What are the symptoms of Alpha-1 Antitrypsin Deficiency?

AATD can manifest as respiratory or liver disease, or both. Respiratory symptoms include chronic obstructive pulmonary disease (COPD) with emphysema, shortness of breath, frequent lung infections, and wheezing. Liver involvement can lead to fatigue, jaundice, abdominal pain, and hepatosplenomegaly. The severity and onset of symptoms vary widely among individuals.

What causes AATD?

Alpha-1 antitrypsin deficiency is a genetic condition caused by mutations in the SERPINA1 gene. These mutations result in impaired production, transport, or function of alpha-1 antitrypsin protein. The most common variant is PiZ, which accounts for about 95% of diagnosed cases.

What are the treatments for Alpha-1 Antitrypsin Deficiency?

There are currently no cures for AATD, but treatments can help manage symptoms and prevent further progression. These include pulmonary rehabilitation, bronchodilators, corticosteroids, oxygen therapy, and augmentation therapy. Augmentation therapy involves intravenous infusions of normal alpha-1 antitrypsin protein to help protect the lungs from damage.

How can AATD be prevented?

There is no known prevention for AATD as it is a genetic condition. However, early diagnosis and prompt treatment can help minimize complications and improve outcomes. Avoiding smoking and exposure to environmental pollutants can also contribute to better lung health.

FAQs (Frequently Asked Questions)

How common is Alpha-1 antitrypsin deficiency?

Approximately 1 in 2,500 individuals have AATD.

What are the risk factors for developing AATD?

The primary risk factor is having a family history of the condition.

Can AATD be inherited from both parents?

Yes, if both parents carry the PiZ gene, there is a 25% chance their child will inherit the disorder.
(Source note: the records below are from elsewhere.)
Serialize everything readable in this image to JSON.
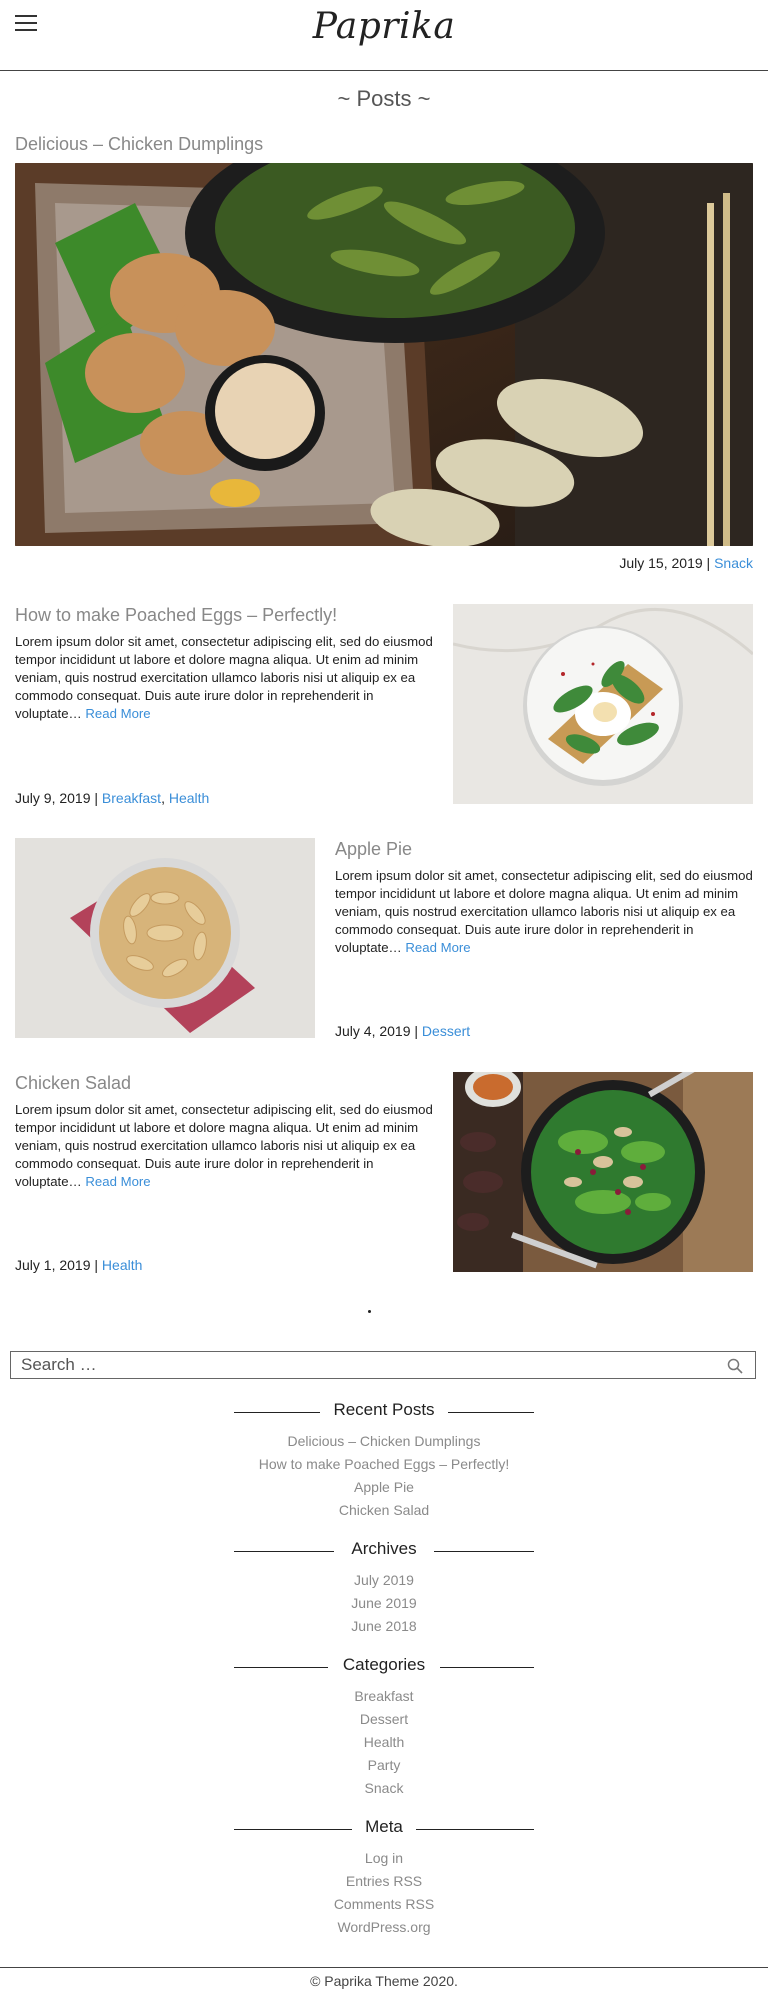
{
  "site": {
    "title": "Paprika"
  },
  "page": {
    "heading": "~ Posts ~"
  },
  "posts": [
    {
      "title": "Delicious – Chicken Dumplings",
      "date": "July 15, 2019",
      "categories": [
        "Snack"
      ]
    },
    {
      "title": "How to make Poached Eggs – Perfectly!",
      "excerpt": "Lorem ipsum dolor sit amet, consectetur adipiscing elit, sed do eiusmod tempor incididunt ut labore et dolore magna aliqua. Ut enim ad minim veniam, quis nostrud exercitation ullamco laboris nisi ut aliquip ex ea commodo consequat. Duis aute irure dolor in reprehenderit in voluptate…",
      "read_more": "Read More",
      "date": "July 9, 2019",
      "categories": [
        "Breakfast",
        "Health"
      ]
    },
    {
      "title": "Apple Pie",
      "excerpt": "Lorem ipsum dolor sit amet, consectetur adipiscing elit, sed do eiusmod tempor incididunt ut labore et dolore magna aliqua. Ut enim ad minim veniam, quis nostrud exercitation ullamco laboris nisi ut aliquip ex ea commodo consequat. Duis aute irure dolor in reprehenderit in voluptate…",
      "read_more": "Read More",
      "date": "July 4, 2019",
      "categories": [
        "Dessert"
      ]
    },
    {
      "title": "Chicken Salad",
      "excerpt": "Lorem ipsum dolor sit amet, consectetur adipiscing elit, sed do eiusmod tempor incididunt ut labore et dolore magna aliqua. Ut enim ad minim veniam, quis nostrud exercitation ullamco laboris nisi ut aliquip ex ea commodo consequat. Duis aute irure dolor in reprehenderit in voluptate…",
      "read_more": "Read More",
      "date": "July 1, 2019",
      "categories": [
        "Health"
      ]
    }
  ],
  "meta_separator": " | ",
  "category_separator": ", ",
  "search": {
    "placeholder": "Search …"
  },
  "sidebar": {
    "recent_posts": {
      "title": "Recent Posts",
      "items": [
        "Delicious – Chicken Dumplings",
        "How to make Poached Eggs – Perfectly!",
        "Apple Pie",
        "Chicken Salad"
      ]
    },
    "archives": {
      "title": "Archives",
      "items": [
        "July 2019",
        "June 2019",
        "June 2018"
      ]
    },
    "categories": {
      "title": "Categories",
      "items": [
        "Breakfast",
        "Dessert",
        "Health",
        "Party",
        "Snack"
      ]
    },
    "meta": {
      "title": "Meta",
      "items": [
        "Log in",
        "Entries RSS",
        "Comments RSS",
        "WordPress.org"
      ]
    }
  },
  "footer": {
    "text": "© Paprika Theme 2020."
  },
  "colors": {
    "link": "#3a8ed8",
    "muted_link": "#8a8a8a",
    "title": "#888888"
  },
  "icons": {
    "menu": "hamburger-icon",
    "search": "search-icon"
  }
}
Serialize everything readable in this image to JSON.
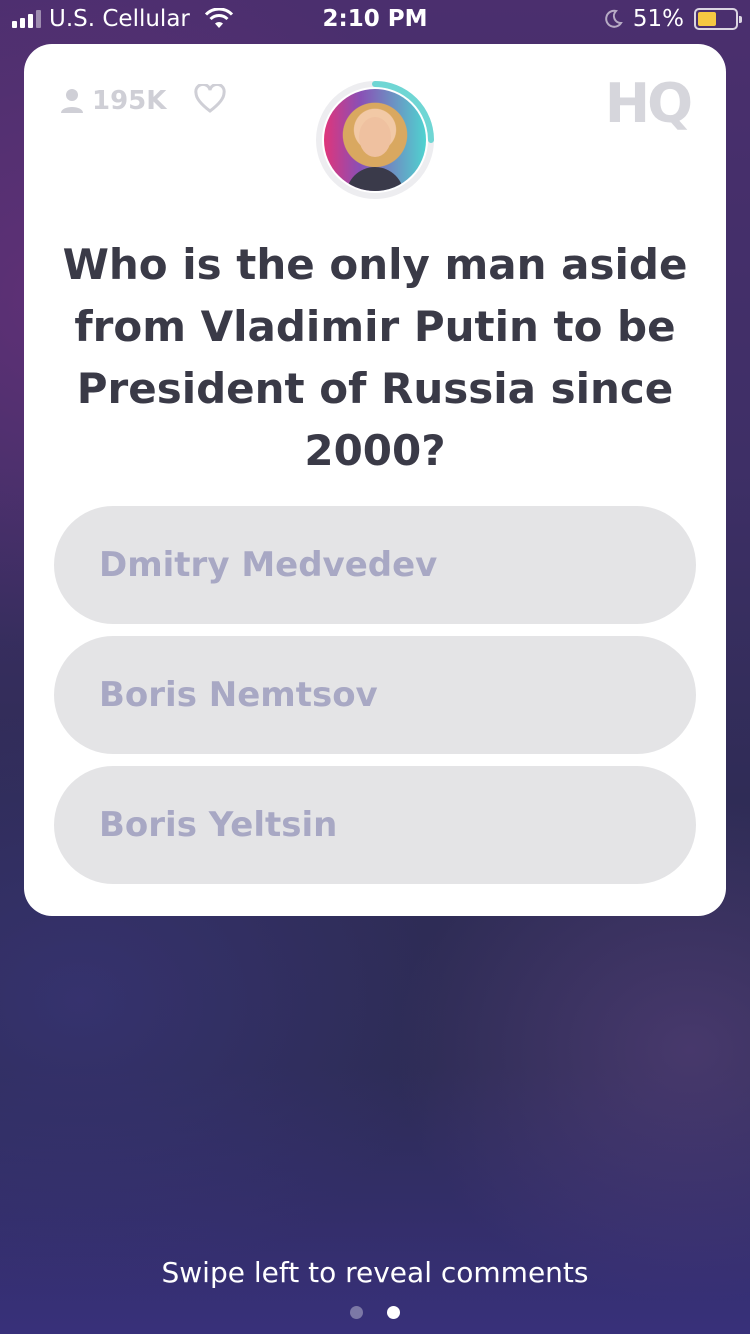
{
  "status_bar": {
    "carrier": "U.S. Cellular",
    "time": "2:10 PM",
    "battery_percent": "51%",
    "battery_level": 0.51,
    "icons": [
      "signal-icon",
      "wifi-icon",
      "moon-icon",
      "battery-icon"
    ]
  },
  "header": {
    "viewer_count": "195K",
    "logo": "HQ"
  },
  "question": {
    "text": "Who is the only man aside from Vladimir Putin to be President of Russia since 2000?"
  },
  "answers": [
    {
      "label": "Dmitry Medvedev"
    },
    {
      "label": "Boris Nemtsov"
    },
    {
      "label": "Boris Yeltsin"
    }
  ],
  "footer": {
    "swipe_hint": "Swipe left to reveal comments",
    "page_count": 2,
    "active_page": 2
  },
  "colors": {
    "card_bg": "#ffffff",
    "answer_bg": "#e4e4e6",
    "answer_text": "#a8a8c4",
    "question_text": "#3a3a47",
    "timer_ring": "#6fd6d4",
    "battery": "#f5c842"
  }
}
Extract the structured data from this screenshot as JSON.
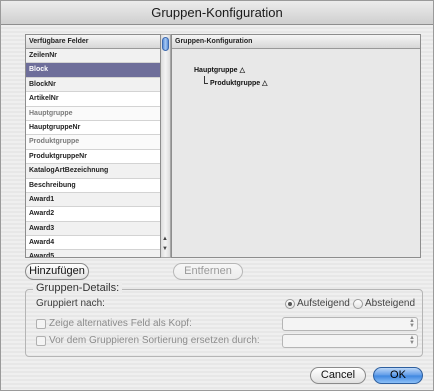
{
  "window": {
    "title": "Gruppen-Konfiguration"
  },
  "fields": {
    "header": "Verfügbare Felder",
    "items": [
      {
        "label": "ZeilenNr",
        "state": "normal"
      },
      {
        "label": "Block",
        "state": "selected"
      },
      {
        "label": "BlockNr",
        "state": "normal"
      },
      {
        "label": "ArtikelNr",
        "state": "normal"
      },
      {
        "label": "Hauptgruppe",
        "state": "dim"
      },
      {
        "label": "HauptgruppeNr",
        "state": "normal"
      },
      {
        "label": "Produktgruppe",
        "state": "dim"
      },
      {
        "label": "ProduktgruppeNr",
        "state": "normal"
      },
      {
        "label": "KatalogArtBezeichnung",
        "state": "normal"
      },
      {
        "label": "Beschreibung",
        "state": "normal"
      },
      {
        "label": "Award1",
        "state": "normal"
      },
      {
        "label": "Award2",
        "state": "normal"
      },
      {
        "label": "Award3",
        "state": "normal"
      },
      {
        "label": "Award4",
        "state": "normal"
      },
      {
        "label": "Award5",
        "state": "normal"
      }
    ]
  },
  "tree": {
    "header": "Gruppen-Konfiguration",
    "root": "Hauptgruppe",
    "child": "Produktgruppe",
    "expand_glyph": "△"
  },
  "buttons": {
    "add": "Hinzufügen",
    "remove": "Entfernen",
    "cancel": "Cancel",
    "ok": "OK"
  },
  "details": {
    "legend": "Gruppen-Details:",
    "grouped_by": "Gruppiert nach:",
    "asc": "Aufsteigend",
    "desc": "Absteigend",
    "sort_selected": "Aufsteigend",
    "alt_field": "Zeige alternatives Feld als Kopf:",
    "replace_sort": "Vor dem Gruppieren Sortierung ersetzen durch:",
    "alt_field_value": "",
    "replace_sort_value": ""
  },
  "colors": {
    "selection": "#6e6e9a",
    "primary_button": "#3d86e0"
  }
}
How is AATD treated in infants?

In severe cases, intravenous augmentation therapy may be initiated as early as six weeks of age.